It’s important to know and understand what your state requires when making payments for child support. The basics of a child support order is a guide that will help you to obtain the information you need in order to make decisions about your payments. 

Child support is an important investment in the wellbeing of your child, and it’s a parent’s responsibility to make sure their child has everything they need for a good life. This post offers an overview of some details that may be unknown about this aspect of parenting, as there are many features that can vary. Thankfully, understanding these basics will help you know if you’re on track or how to get what you deserve from your legal agreement. This post gives insight into why child support exists and what has changed in recent years, outlines common terms used such as “exemption” and “Gross Income”, and helps to decode something we all want fair treatment with five tips that every family needs before filling out

How to modify a child support order 

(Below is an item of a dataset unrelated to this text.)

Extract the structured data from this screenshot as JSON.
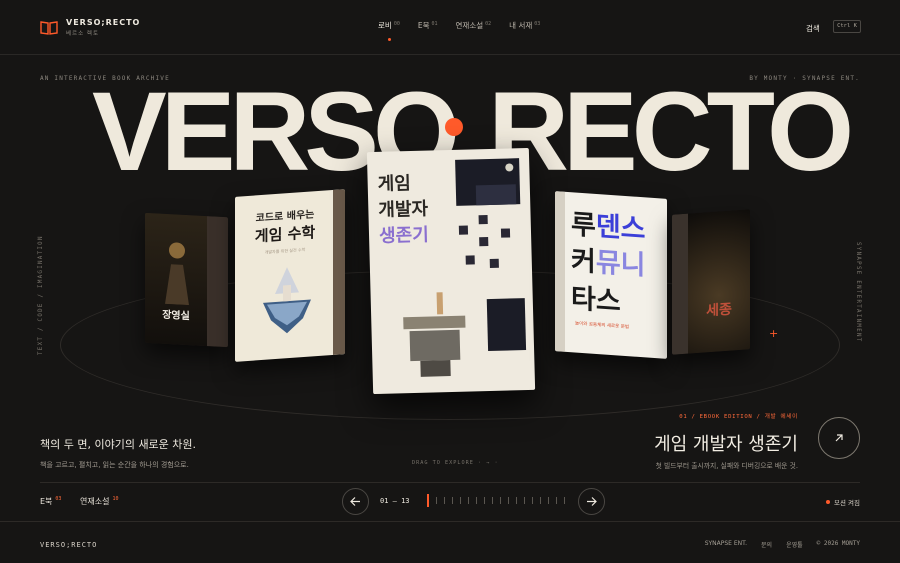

Child support orders are often modified to reflect the changes in circumstances of both parents. When a parent’s income has changed, or when there are other life events that change the needs of children involved, child support orders may need to be modified as well. Modifying an order is not always easy and can lead to disagreements between parents about how much money should be paid each month so it is important for everyone involved including judges to approach these situations with care and understanding. 

For example, if there has been a substantial change in circumstances since the original court order was put into place, then it could be modified with permission from the court. Parents who have questions about how to modify their child support orders may want to speak with an attorney who specializes in family law matters or reach out for other resources that can help them understand what steps should be taken next. 

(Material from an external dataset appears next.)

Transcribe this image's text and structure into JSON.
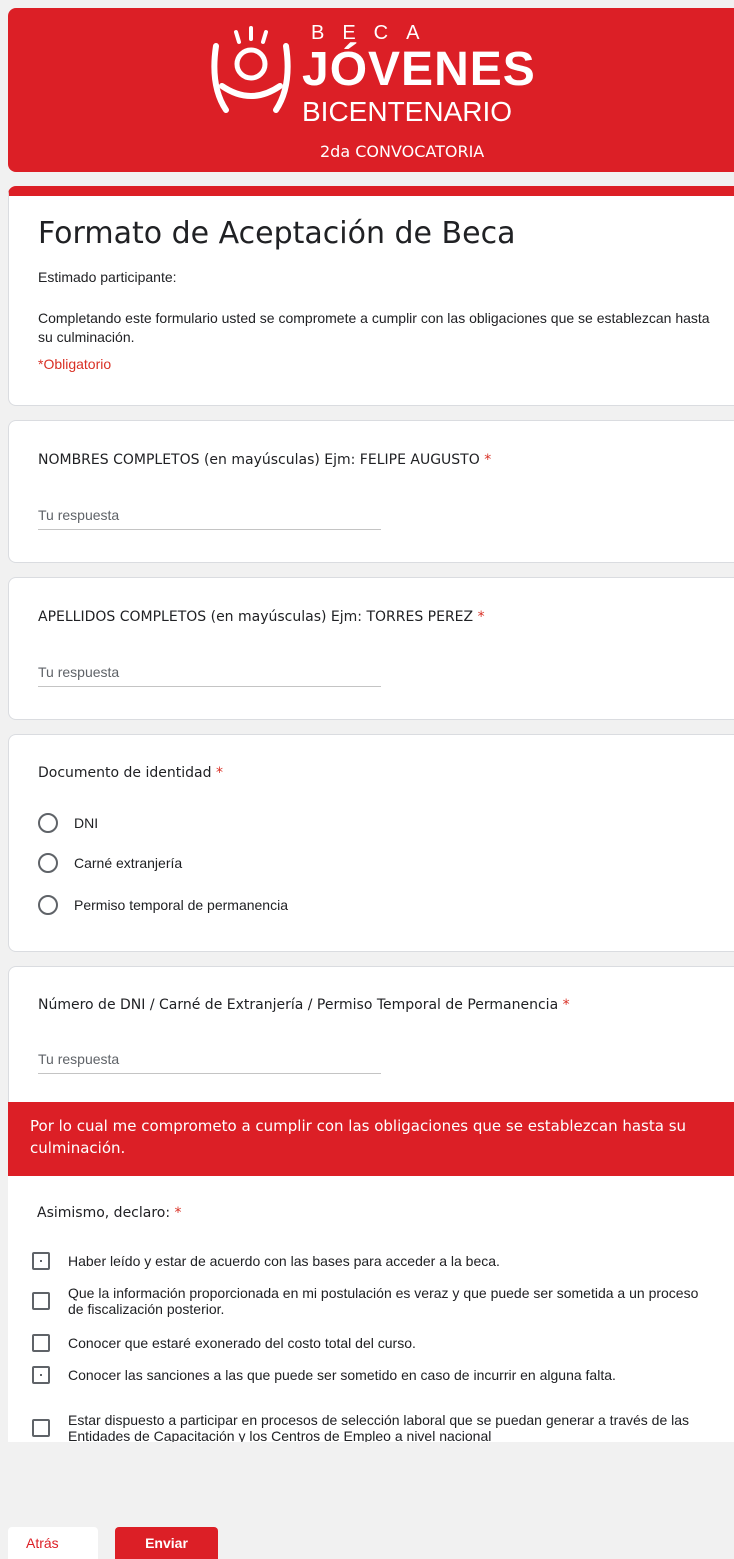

Guidelines for when one parent has custody of children more than 50% of the time

Many people think that child support is only needed when the parents live in different homes. But what happens if one parent has custody of children more than 50% of the time?

When one parent has custody of children more than 50% of the time, they are typically automatically granted child support and spousal support. A judge will determine which parent should receive how much based on a number of factors that include income, the amount of time spent with each other, and who is paying for medical coverage.

In all states, a court order for child support is necessary to enforce the duty of one parent to financially support their children. In most cases, this duty falls on the non-custodial parent. The amount of money that one parent pays in monthly child support will vary depending on factors such as custody arrangements and income levels.

Guidelines for when one parent’s income is higher than the other’s income

When one parent’s income is higher than the other’s income, it may be necessary to get a child support order. Child support orders are court-ordered payments that cover things like housing, food, clothes, and education. When you have a child support order in place with your ex-spouse or partner, it ensures that your children are provided financially while you’re at work.

One of the most common questions we get at our office is “what’s the difference between child support and alimony?” It can be a confusing question to answer since there are some similarities. Sometimes one parent will pay the other for custody time, but this is not considered child support. The best way to think about it is that child support refers to money paid by one parent (parent with less income) to another (higher-earning) for the care of their minor children. 

A divorced or separated parent may need to work out a child support agreement that covers how much time each spends with their children. Child Support Orders exist in order to make sure both parents take care of the responsibilities they have towards their kids and provide for them financially.


If you are unsure about your child support situation, contact a lawyer for help. A knowledgeable family law attorney can provide information on the laws that apply to Kentucky Child Support guidelines and answer any questions you have.